Lyle canceled it when international travel all but ceased at the start of the pandemic. Instead, the couple took a 30-minute vacation north of their home, enjoying the weather on Lake Lanier.
Then, in April 2021, they tried again, booking vacations with friends in Greece, Egypt and Israel. But in March, a month before they left, the travel agent informed them that Israel had been cut from the itinerary due to an upsurge in violence there.
The Lyles returned to the lake.
They have already canceled a trip this year, to Rome and Nice, due to concerns over the war in Ukraine. But they hope to travel to Greece this month to finally celebrate their 10th anniversary. If that is canceled, they will settle for a stay in Darien, Georgia, a small fishing village on the coast.
“I’m the author of ‘The Book of Failures,’ so canceling three vacations to Europe is the story of my life,” Lyle said.
Meaghan Thomas, 29, of Louisville, Kentucky, will have a vacation after canceling her May trip to London, which she had planned more than a year ago.
“We were hoping COVID would be simmering by then,” said Thomas, who canceled the trip in April after numbers there spiked in March. Instead, she’ll take a road trip to visit a friend in Asheville, North Carolina.
Thomas owns an organic spice business and more upsetting for her than the cancellation of her trip to the UK is the further postponement of her business trip, which was planned this year for Tunisia, India and Sri Lanka, to meet spice producers.
“I’m really hoping for a trip at the end of the summer, but my confidence in flying and protecting myself from COVID has dropped significantly,” she said.
Wherever you go, it’s a vacation
But for many people, even a second-best vacation is better than no vacation, and they’re just grateful to leave home, said Brian Hoyt, head of global communications and industry affairs for TripAdvisor.
“Travellers overwhelmingly said they’ve been stuck at home for 24 months and will be getting out this summer,” Hoyt said, referring to the May report.
And the staycation isn’t really that bad. Especially, some travelers say, when you factor in things like seemingly ubiquitous flight delays and cancellations, long flights that may no longer require masks, and the COVID regulations that come with international travel, like having to test negative. to return to the United States.

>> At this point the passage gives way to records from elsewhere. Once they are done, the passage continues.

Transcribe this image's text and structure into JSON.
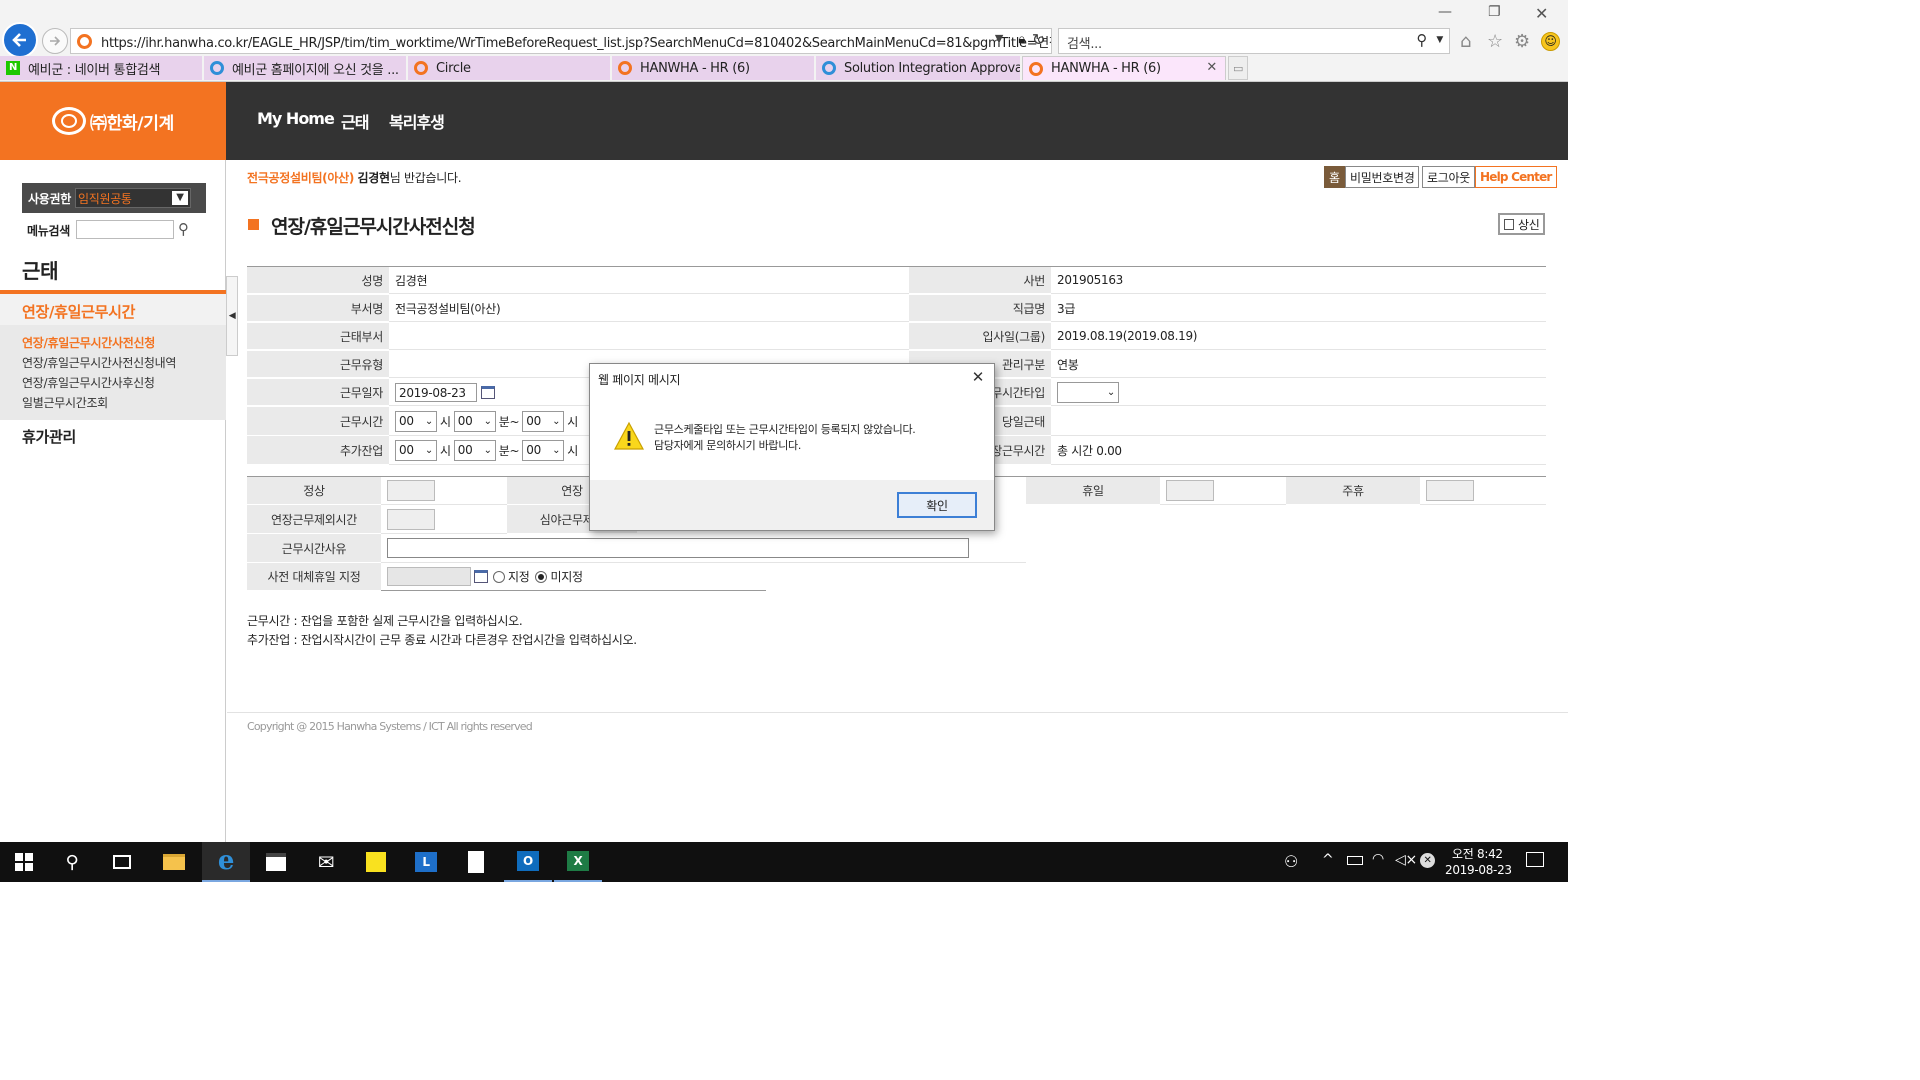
{
  "browser": {
    "url": "https://ihr.hanwha.co.kr/EAGLE_HR/JSP/tim/tim_worktime/WrTimeBeforeRequest_list.jsp?SearchMenuCd=810402&SearchMainMenuCd=81&pgmTitle=연장/휴일",
    "search_placeholder": "검색...",
    "tabs": [
      {
        "label": "예비군 : 네이버 통합검색",
        "icon": "naver-icon"
      },
      {
        "label": "예비군 홈페이지에 오신 것을 ...",
        "icon": "ie-icon"
      },
      {
        "label": "Circle",
        "icon": "hanwha-icon"
      },
      {
        "label": "HANWHA - HR (6)",
        "icon": "hanwha-icon"
      },
      {
        "label": "Solution Integration Approval...",
        "icon": "ie-icon"
      },
      {
        "label": "HANWHA - HR (6)",
        "icon": "hanwha-icon",
        "active": true
      }
    ]
  },
  "header": {
    "logo_text": "㈜한화/기계",
    "nav": [
      "My Home",
      "근태",
      "복리후생"
    ]
  },
  "left": {
    "role_label": "사용권한",
    "role_value": "임직원공통",
    "menu_search_label": "메뉴검색",
    "section_title": "근태",
    "group_title": "연장/휴일근무시간",
    "items": [
      "연장/휴일근무시간사전신청",
      "연장/휴일근무시간사전신청내역",
      "연장/휴일근무시간사후신청",
      "일별근무시간조회"
    ],
    "group2_title": "휴가관리"
  },
  "topbar": {
    "dept": "전극공정설비팀(아산)",
    "user": "김경현",
    "greeting": "님 반갑습니다.",
    "home_btn": "홈",
    "pw_btn": "비밀번호변경",
    "logout_btn": "로그아웃",
    "help_btn": "Help Center"
  },
  "page": {
    "title": "연장/휴일근무시간사전신청",
    "submit_btn": "상신",
    "form": {
      "name_label": "성명",
      "name_value": "김경현",
      "empno_label": "사번",
      "empno_value": "201905163",
      "dept_label": "부서명",
      "dept_value": "전극공정설비팀(아산)",
      "grade_label": "직급명",
      "grade_value": "3급",
      "workdept_label": "근태부서",
      "joindate_label": "입사일(그룹)",
      "joindate_value": "2019.08.19(2019.08.19)",
      "worktype_label": "근무유형",
      "mgmt_label": "관리구분",
      "mgmt_value": "연봉",
      "workdate_label": "근무일자",
      "workdate_value": "2019-08-23",
      "timetype_label": "근무시간타입",
      "worktime_label": "근무시간",
      "dayattend_label": "당일근태",
      "overtime_label": "추가잔업",
      "extend_label": "연장근무시간",
      "extend_value": "총 시간 0.00",
      "hour_unit": "시",
      "min_unit": "분~",
      "select_value": "00"
    },
    "summary": {
      "normal_label": "정상",
      "ext_label": "연장",
      "holiday_label": "휴일",
      "weekly_label": "주휴",
      "ext_excl_label": "연장근무제외시간",
      "night_excl_label": "심야근무제외",
      "reason_label": "근무시간사유",
      "sub_holiday_label": "사전 대체휴일 지정",
      "radio_designate": "지정",
      "radio_undesignate": "미지정"
    },
    "notes": [
      "근무시간 : 잔업을 포함한 실제 근무시간을 입력하십시오.",
      "추가잔업 : 잔업시작시간이 근무 종료 시간과 다른경우 잔업시간을 입력하십시오."
    ],
    "copyright": "Copyright @ 2015 Hanwha Systems / ICT All rights reserved"
  },
  "dialog": {
    "title": "웹 페이지 메시지",
    "message_line1": "근무스케줄타입 또는 근무시간타입이 등록되지 않았습니다.",
    "message_line2": "담당자에게 문의하시기 바랍니다.",
    "ok_btn": "확인"
  },
  "taskbar": {
    "time": "오전 8:42",
    "date": "2019-08-23"
  }
}
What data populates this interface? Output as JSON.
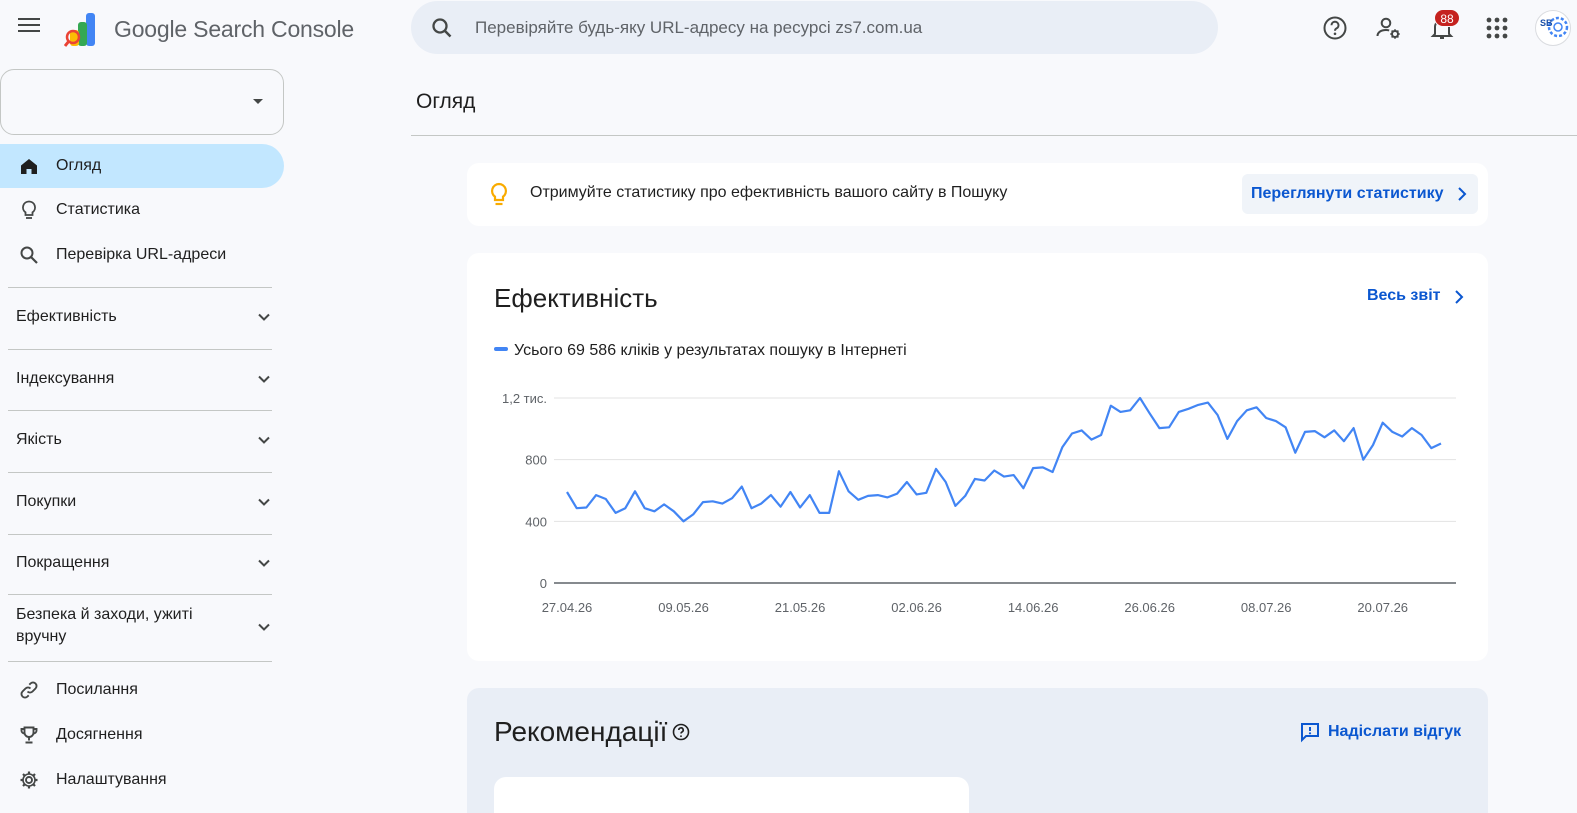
{
  "app": {
    "title_google": "Google",
    "title_product": "Search Console"
  },
  "search": {
    "placeholder": "Перевіряйте будь-яку URL-адресу на ресурсі zs7.com.ua"
  },
  "header": {
    "notifications_count": "88",
    "icons": [
      "help-icon",
      "manage-users-icon",
      "notifications-icon",
      "apps-grid-icon"
    ],
    "avatar_text": "SB"
  },
  "sidebar": {
    "property_value": "",
    "top_items": [
      {
        "label": "Огляд",
        "icon": "home-icon",
        "active": true
      },
      {
        "label": "Статистика",
        "icon": "lightbulb-icon",
        "active": false
      },
      {
        "label": "Перевірка URL-адреси",
        "icon": "search-icon",
        "active": false
      }
    ],
    "sections": [
      {
        "label": "Ефективність"
      },
      {
        "label": "Індексування"
      },
      {
        "label": "Якість"
      },
      {
        "label": "Покупки"
      },
      {
        "label": "Покращення"
      },
      {
        "label": "Безпека й заходи, ужиті вручну"
      }
    ],
    "bottom_items": [
      {
        "label": "Посилання",
        "icon": "link-icon"
      },
      {
        "label": "Досягнення",
        "icon": "trophy-icon"
      },
      {
        "label": "Налаштування",
        "icon": "settings-gear-icon"
      }
    ]
  },
  "main": {
    "page_title": "Огляд",
    "insight": {
      "text": "Отримуйте статистику про ефективність вашого сайту в Пошуку",
      "button": "Переглянути статистику"
    },
    "performance": {
      "title": "Ефективність",
      "full_report": "Весь звіт",
      "legend": "Усього 69 586 кліків у результатах пошуку в Інтернеті"
    },
    "recommendations": {
      "title": "Рекомендації",
      "feedback": "Надіслати відгук"
    }
  },
  "colors": {
    "accent": "#0b57d0",
    "series": "#4285f4",
    "active_nav": "#c2e7ff",
    "badge": "#c5221f"
  },
  "chart_data": {
    "type": "line",
    "series": [
      {
        "name": "Усього 69 586 кліків у результатах пошуку в Інтернеті",
        "values": [
          590,
          485,
          490,
          570,
          545,
          455,
          485,
          595,
          485,
          465,
          510,
          465,
          400,
          445,
          525,
          530,
          515,
          550,
          625,
          485,
          515,
          570,
          495,
          590,
          490,
          570,
          455,
          455,
          725,
          595,
          540,
          565,
          570,
          555,
          580,
          655,
          575,
          585,
          740,
          655,
          500,
          565,
          675,
          665,
          730,
          690,
          700,
          615,
          745,
          750,
          720,
          880,
          970,
          990,
          930,
          960,
          1150,
          1110,
          1120,
          1200,
          1100,
          1005,
          1010,
          1110,
          1130,
          1155,
          1170,
          1090,
          935,
          1050,
          1120,
          1140,
          1070,
          1050,
          1010,
          845,
          980,
          985,
          945,
          990,
          920,
          1005,
          800,
          895,
          1040,
          980,
          950,
          1005,
          960,
          875,
          905
        ]
      }
    ],
    "x_tick_labels": [
      "27.04.26",
      "09.05.26",
      "21.05.26",
      "02.06.26",
      "14.06.26",
      "26.06.26",
      "08.07.26",
      "20.07.26"
    ],
    "y_tick_labels": [
      "0",
      "400",
      "800",
      "1,2 тис."
    ],
    "y_ticks": [
      0,
      400,
      800,
      1200
    ],
    "ylim": [
      0,
      1200
    ],
    "grid": true
  }
}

Heather Fremling, 55, an independent financial consultant in Merritt Island, Florida, had traveled her entire life for work, family and pleasure. But during the pandemic, when Fremling drove across the country to help her older parents, she realized how much less stress she felt driving than flying.
“I remembered, during quite a bad time, the freedom and happiness of being in control of your own journey,” she said.
Now Fremling is sticking to staycations, relying on resort passes and same-day hotel bookings to enjoy luxury destinations without the stress and hassle of actual travel.
Steve Schwab, 49, CEO of Casago, a vacation rental company, said he usually travels to a new location each summer, but this year, with rising gas prices and inflation, he couldn’t justify the cost. So he and his family are staying in Scottsdale, Arizona, where they live, for a week.
“We spent time writing down our top favorite activities,” Schwab said. “And just listing them and thinking about what we want to do made me a lot more excited than I had been. Sometimes all it takes is a little planning for you get excited about what awaits you.
This article originally appeared in The New York Times.